(Entries from a dataset of interfaces)
▬▬▬

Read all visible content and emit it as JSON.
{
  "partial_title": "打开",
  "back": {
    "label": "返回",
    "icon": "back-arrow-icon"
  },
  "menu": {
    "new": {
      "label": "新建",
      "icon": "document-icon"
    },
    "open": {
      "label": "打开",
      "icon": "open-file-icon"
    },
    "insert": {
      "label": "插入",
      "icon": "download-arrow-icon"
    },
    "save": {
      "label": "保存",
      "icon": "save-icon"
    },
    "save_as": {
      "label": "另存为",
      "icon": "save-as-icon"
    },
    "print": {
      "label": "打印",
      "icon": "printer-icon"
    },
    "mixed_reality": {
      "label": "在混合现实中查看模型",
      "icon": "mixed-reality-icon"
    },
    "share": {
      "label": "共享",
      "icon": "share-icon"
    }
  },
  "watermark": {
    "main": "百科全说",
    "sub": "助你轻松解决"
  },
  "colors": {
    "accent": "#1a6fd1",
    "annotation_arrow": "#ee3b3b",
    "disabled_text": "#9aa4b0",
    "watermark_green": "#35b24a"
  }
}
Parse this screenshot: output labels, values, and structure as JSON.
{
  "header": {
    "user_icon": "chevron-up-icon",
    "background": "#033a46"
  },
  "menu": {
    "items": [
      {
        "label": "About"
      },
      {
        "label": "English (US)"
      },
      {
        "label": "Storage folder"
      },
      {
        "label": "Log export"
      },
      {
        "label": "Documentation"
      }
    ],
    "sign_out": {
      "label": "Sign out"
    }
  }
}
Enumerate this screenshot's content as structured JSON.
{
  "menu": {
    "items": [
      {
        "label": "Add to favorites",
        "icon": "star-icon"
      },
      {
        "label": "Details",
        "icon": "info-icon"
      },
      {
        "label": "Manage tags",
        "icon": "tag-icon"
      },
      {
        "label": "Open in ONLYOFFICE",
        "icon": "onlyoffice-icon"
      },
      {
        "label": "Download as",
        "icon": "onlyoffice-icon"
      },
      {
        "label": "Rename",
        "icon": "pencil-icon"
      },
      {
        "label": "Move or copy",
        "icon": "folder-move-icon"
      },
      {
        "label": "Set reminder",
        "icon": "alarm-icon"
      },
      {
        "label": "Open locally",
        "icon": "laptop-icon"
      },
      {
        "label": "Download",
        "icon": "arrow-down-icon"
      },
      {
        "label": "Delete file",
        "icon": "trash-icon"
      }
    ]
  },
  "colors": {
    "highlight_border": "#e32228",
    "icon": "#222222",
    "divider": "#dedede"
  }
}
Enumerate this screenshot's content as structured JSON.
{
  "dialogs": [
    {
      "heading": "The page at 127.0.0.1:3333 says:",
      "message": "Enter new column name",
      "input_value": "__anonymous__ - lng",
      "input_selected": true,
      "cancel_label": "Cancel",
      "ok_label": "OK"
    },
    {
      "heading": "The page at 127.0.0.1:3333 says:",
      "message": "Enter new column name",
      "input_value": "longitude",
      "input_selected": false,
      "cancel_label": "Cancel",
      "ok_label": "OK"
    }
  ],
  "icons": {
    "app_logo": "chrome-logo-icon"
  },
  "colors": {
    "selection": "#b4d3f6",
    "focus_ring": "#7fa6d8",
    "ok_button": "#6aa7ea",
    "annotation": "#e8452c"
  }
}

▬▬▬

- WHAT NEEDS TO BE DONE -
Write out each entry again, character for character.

- WORKED SOLUTION -
Read all visible content and emit it as JSON.
{
  "partial_title": "打开",
  "back": {
    "label": "返回",
    "icon": "back-arrow-icon"
  },
  "menu": {
    "new": {
      "label": "新建",
      "icon": "document-icon"
    },
    "open": {
      "label": "打开",
      "icon": "open-file-icon"
    },
    "insert": {
      "label": "插入",
      "icon": "download-arrow-icon"
    },
    "save": {
      "label": "保存",
      "icon": "save-icon"
    },
    "save_as": {
      "label": "另存为",
      "icon": "save-as-icon"
    },
    "print": {
      "label": "打印",
      "icon": "printer-icon"
    },
    "mixed_reality": {
      "label": "在混合现实中查看模型",
      "icon": "mixed-reality-icon"
    },
    "share": {
      "label": "共享",
      "icon": "share-icon"
    }
  },
  "watermark": {
    "main": "百科全说",
    "sub": "助你轻松解决"
  },
  "colors": {
    "accent": "#1a6fd1",
    "annotation_arrow": "#ee3b3b",
    "disabled_text": "#9aa4b0",
    "watermark_green": "#35b24a"
  }
}
Parse this screenshot: output labels, values, and structure as JSON.
{
  "header": {
    "user_icon": "chevron-up-icon",
    "background": "#033a46"
  },
  "menu": {
    "items": [
      {
        "label": "About"
      },
      {
        "label": "English (US)"
      },
      {
        "label": "Storage folder"
      },
      {
        "label": "Log export"
      },
      {
        "label": "Documentation"
      }
    ],
    "sign_out": {
      "label": "Sign out"
    }
  }
}
Enumerate this screenshot's content as structured JSON.
{
  "menu": {
    "items": [
      {
        "label": "Add to favorites",
        "icon": "star-icon"
      },
      {
        "label": "Details",
        "icon": "info-icon"
      },
      {
        "label": "Manage tags",
        "icon": "tag-icon"
      },
      {
        "label": "Open in ONLYOFFICE",
        "icon": "onlyoffice-icon"
      },
      {
        "label": "Download as",
        "icon": "onlyoffice-icon"
      },
      {
        "label": "Rename",
        "icon": "pencil-icon"
      },
      {
        "label": "Move or copy",
        "icon": "folder-move-icon"
      },
      {
        "label": "Set reminder",
        "icon": "alarm-icon"
      },
      {
        "label": "Open locally",
        "icon": "laptop-icon"
      },
      {
        "label": "Download",
        "icon": "arrow-down-icon"
      },
      {
        "label": "Delete file",
        "icon": "trash-icon"
      }
    ]
  },
  "colors": {
    "highlight_border": "#e32228",
    "icon": "#222222",
    "divider": "#dedede"
  }
}
Enumerate this screenshot's content as structured JSON.
{
  "dialogs": [
    {
      "heading": "The page at 127.0.0.1:3333 says:",
      "message": "Enter new column name",
      "input_value": "__anonymous__ - lng",
      "input_selected": true,
      "cancel_label": "Cancel",
      "ok_label": "OK"
    },
    {
      "heading": "The page at 127.0.0.1:3333 says:",
      "message": "Enter new column name",
      "input_value": "longitude",
      "input_selected": false,
      "cancel_label": "Cancel",
      "ok_label": "OK"
    }
  ],
  "icons": {
    "app_logo": "chrome-logo-icon"
  },
  "colors": {
    "selection": "#b4d3f6",
    "focus_ring": "#7fa6d8",
    "ok_button": "#6aa7ea",
    "annotation": "#e8452c"
  }
}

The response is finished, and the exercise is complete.